The Reason Foundation has posted up some data on the number of deficient bridges across the nation. The feds track this stuff for obvious reasons (mobility across states, an understanding as to how states are doing and what they are doing with fed money, and also because bridges that are rated ‘deficient’ become eligible for federal funding for repair.
Overall, Reason notes that
The condition of the nation’s highway bridges continued to improve from 2004 to 2005. Of the 596,980 highway bridges in the current National Bridge Inventory, 147,913—about 24.52 percent—were reported deficient for 2005 (see table), a slight improvement from 2004. In 1998 about 29.0 percent were rated deficient. However, progress is slow; at the current rate of improvement, it would take 50 years for the percentage of deficient bridges to be eliminated.
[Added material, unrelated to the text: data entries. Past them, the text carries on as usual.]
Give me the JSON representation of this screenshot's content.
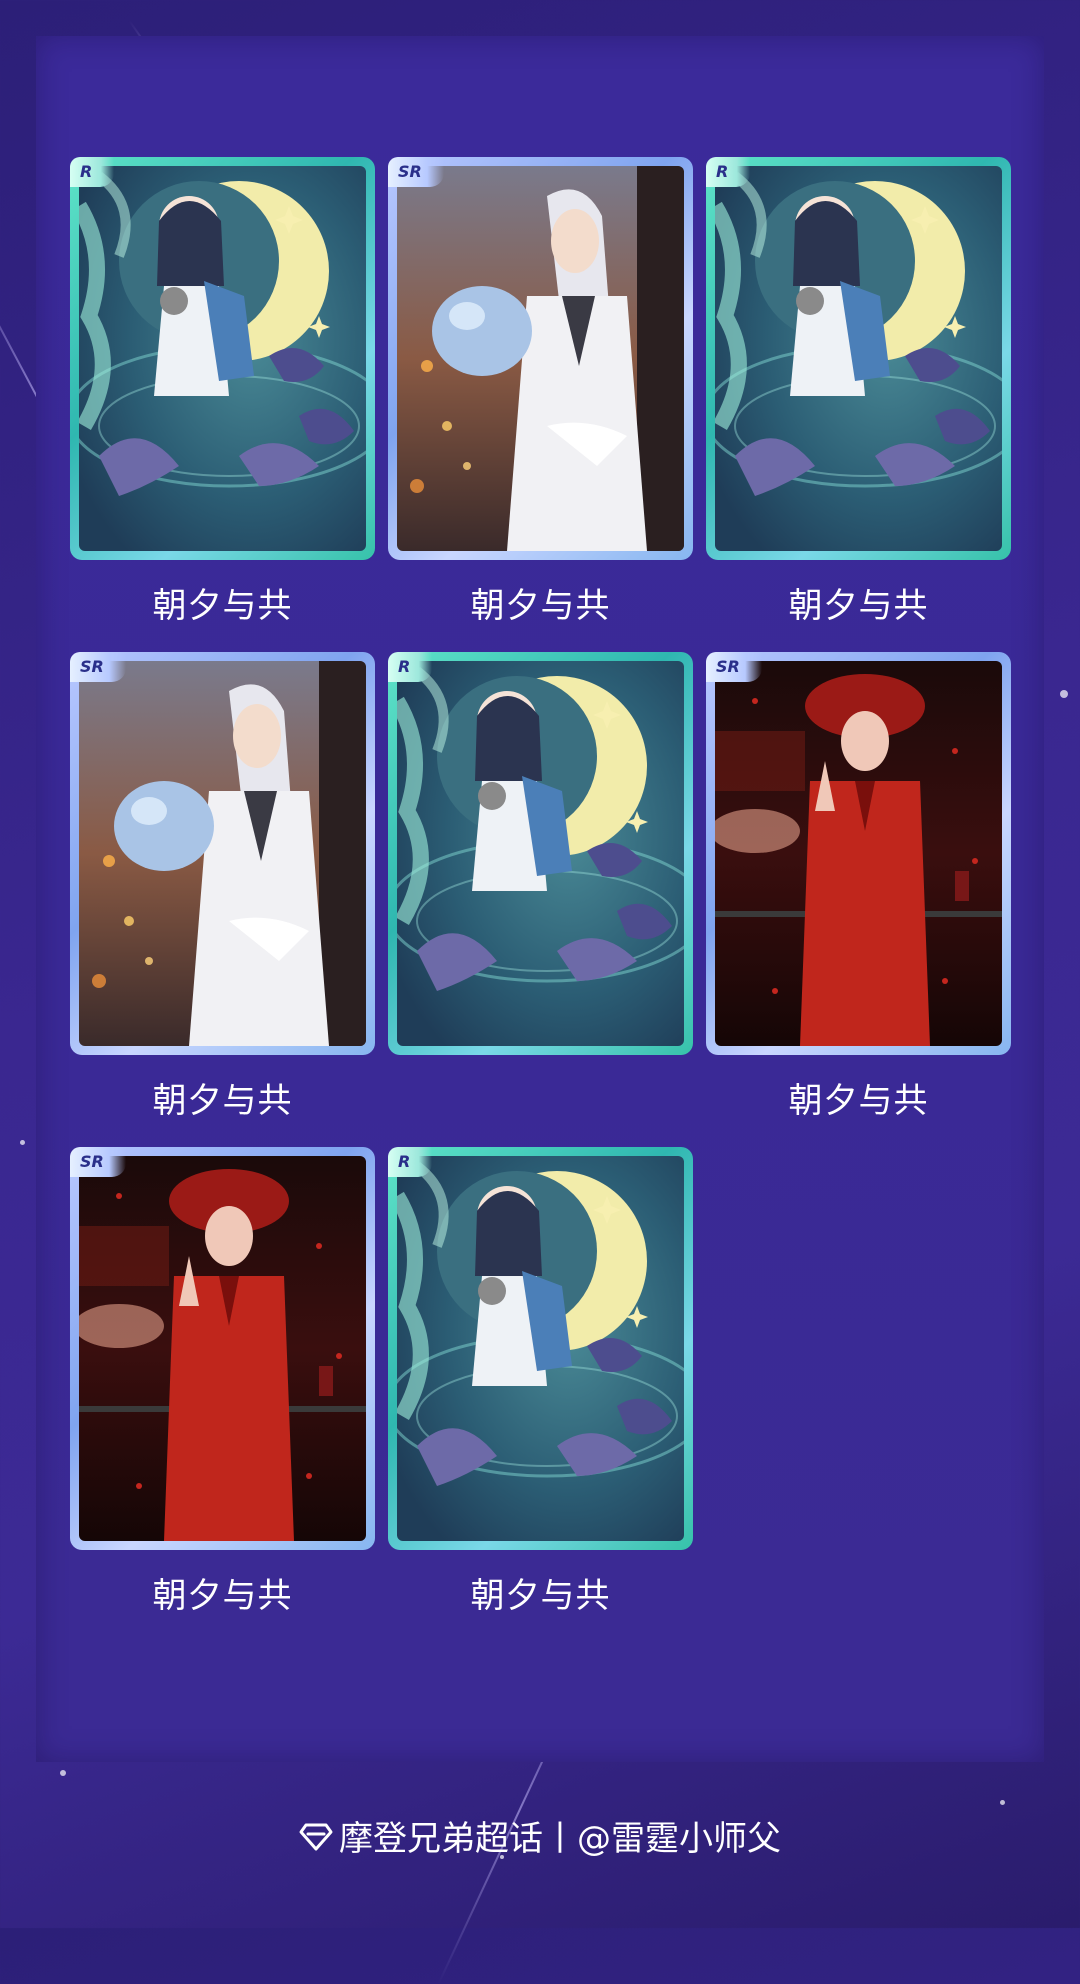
{
  "cards": [
    {
      "rarity": "R",
      "theme": "moon",
      "caption": "朝夕与共"
    },
    {
      "rarity": "SR",
      "theme": "white",
      "caption": "朝夕与共"
    },
    {
      "rarity": "R",
      "theme": "moon",
      "caption": "朝夕与共"
    },
    {
      "rarity": "SR",
      "theme": "white",
      "caption": "朝夕与共"
    },
    {
      "rarity": "R",
      "theme": "moon",
      "caption": ""
    },
    {
      "rarity": "SR",
      "theme": "red",
      "caption": "朝夕与共"
    },
    {
      "rarity": "SR",
      "theme": "red",
      "caption": "朝夕与共"
    },
    {
      "rarity": "R",
      "theme": "moon",
      "caption": "朝夕与共"
    }
  ],
  "footer": {
    "icon": "diamond-icon",
    "text": "摩登兄弟超话丨@雷霆小师父"
  },
  "colors": {
    "background": "#33248a",
    "r_frame": "#36c2a9",
    "sr_frame": "#8fb0f2"
  }
}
So how do individual states do? New England as a whole does poorly, and Massachusetts is no exception, coming in at 45th out of 50 states. A whopping 36+ percent of Mass. bridges are rated deficient according to Reason. Even discounting states with relatively new infrastructure, like Arizona and Nevada, there are old infrastructure states like Illinois (17+ percent) and Virginia (22+ percent) that perform so much better than we do. The Reason table follows: